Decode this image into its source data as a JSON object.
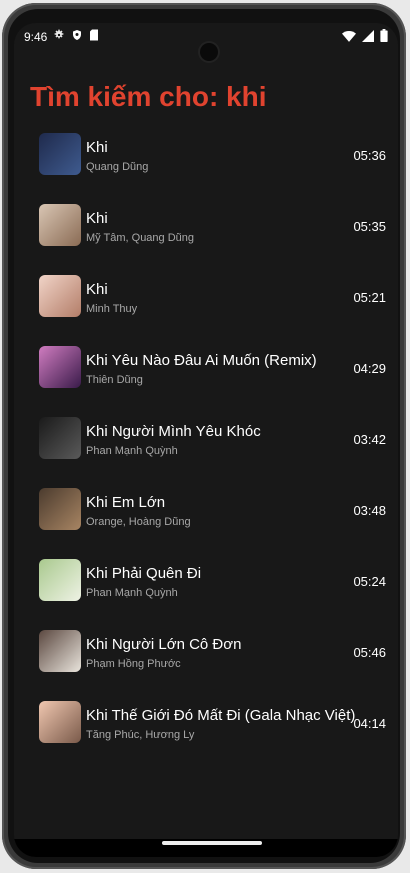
{
  "status": {
    "time": "9:46",
    "icons_left": [
      "gear-icon",
      "shield-icon",
      "sd-card-icon"
    ],
    "icons_right": [
      "wifi-icon",
      "signal-icon",
      "battery-icon"
    ]
  },
  "page": {
    "title": "Tìm kiếm cho: khi"
  },
  "songs": [
    {
      "title": "Khi",
      "artist": "Quang Dũng",
      "duration": "05:36",
      "thumb_colors": [
        "#1f2a4c",
        "#3f5b8f"
      ]
    },
    {
      "title": "Khi",
      "artist": "Mỹ Tâm, Quang Dũng",
      "duration": "05:35",
      "thumb_colors": [
        "#d9c6b4",
        "#8a6b54"
      ]
    },
    {
      "title": "Khi",
      "artist": "Minh Thuy",
      "duration": "05:21",
      "thumb_colors": [
        "#f1d4c8",
        "#b37d68"
      ]
    },
    {
      "title": "Khi Yêu Nào Đâu Ai Muốn (Remix)",
      "artist": "Thiên Dũng",
      "duration": "04:29",
      "thumb_colors": [
        "#d07cc0",
        "#3a1b4a"
      ]
    },
    {
      "title": "Khi Người Mình Yêu Khóc",
      "artist": "Phan Mạnh Quỳnh",
      "duration": "03:42",
      "thumb_colors": [
        "#1a1a1a",
        "#5a5a5a"
      ]
    },
    {
      "title": "Khi Em Lớn",
      "artist": "Orange, Hoàng Dũng",
      "duration": "03:48",
      "thumb_colors": [
        "#4b3b2e",
        "#a88563"
      ]
    },
    {
      "title": "Khi Phải Quên Đi",
      "artist": "Phan Mạnh Quỳnh",
      "duration": "05:24",
      "thumb_colors": [
        "#a9c98e",
        "#eef2e4"
      ]
    },
    {
      "title": "Khi Người Lớn Cô Đơn",
      "artist": "Phạm Hồng Phước",
      "duration": "05:46",
      "thumb_colors": [
        "#5b4840",
        "#e9e4dc"
      ]
    },
    {
      "title": "Khi Thế Giới Đó Mất Đi (Gala Nhạc Việt)",
      "artist": "Tăng Phúc, Hương Ly",
      "duration": "04:14",
      "thumb_colors": [
        "#f0c7b0",
        "#7a5a4a"
      ]
    }
  ]
}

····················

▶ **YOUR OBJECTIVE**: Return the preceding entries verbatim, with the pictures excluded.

▶ **EXERCISE ANSWER**:
Decode this image into its source data as a JSON object.
{
  "status": {
    "time": "9:46",
    "icons_left": [
      "gear-icon",
      "shield-icon",
      "sd-card-icon"
    ],
    "icons_right": [
      "wifi-icon",
      "signal-icon",
      "battery-icon"
    ]
  },
  "page": {
    "title": "Tìm kiếm cho: khi"
  },
  "songs": [
    {
      "title": "Khi",
      "artist": "Quang Dũng",
      "duration": "05:36",
      "thumb_colors": [
        "#1f2a4c",
        "#3f5b8f"
      ]
    },
    {
      "title": "Khi",
      "artist": "Mỹ Tâm, Quang Dũng",
      "duration": "05:35",
      "thumb_colors": [
        "#d9c6b4",
        "#8a6b54"
      ]
    },
    {
      "title": "Khi",
      "artist": "Minh Thuy",
      "duration": "05:21",
      "thumb_colors": [
        "#f1d4c8",
        "#b37d68"
      ]
    },
    {
      "title": "Khi Yêu Nào Đâu Ai Muốn (Remix)",
      "artist": "Thiên Dũng",
      "duration": "04:29",
      "thumb_colors": [
        "#d07cc0",
        "#3a1b4a"
      ]
    },
    {
      "title": "Khi Người Mình Yêu Khóc",
      "artist": "Phan Mạnh Quỳnh",
      "duration": "03:42",
      "thumb_colors": [
        "#1a1a1a",
        "#5a5a5a"
      ]
    },
    {
      "title": "Khi Em Lớn",
      "artist": "Orange, Hoàng Dũng",
      "duration": "03:48",
      "thumb_colors": [
        "#4b3b2e",
        "#a88563"
      ]
    },
    {
      "title": "Khi Phải Quên Đi",
      "artist": "Phan Mạnh Quỳnh",
      "duration": "05:24",
      "thumb_colors": [
        "#a9c98e",
        "#eef2e4"
      ]
    },
    {
      "title": "Khi Người Lớn Cô Đơn",
      "artist": "Phạm Hồng Phước",
      "duration": "05:46",
      "thumb_colors": [
        "#5b4840",
        "#e9e4dc"
      ]
    },
    {
      "title": "Khi Thế Giới Đó Mất Đi (Gala Nhạc Việt)",
      "artist": "Tăng Phúc, Hương Ly",
      "duration": "04:14",
      "thumb_colors": [
        "#f0c7b0",
        "#7a5a4a"
      ]
    }
  ]
}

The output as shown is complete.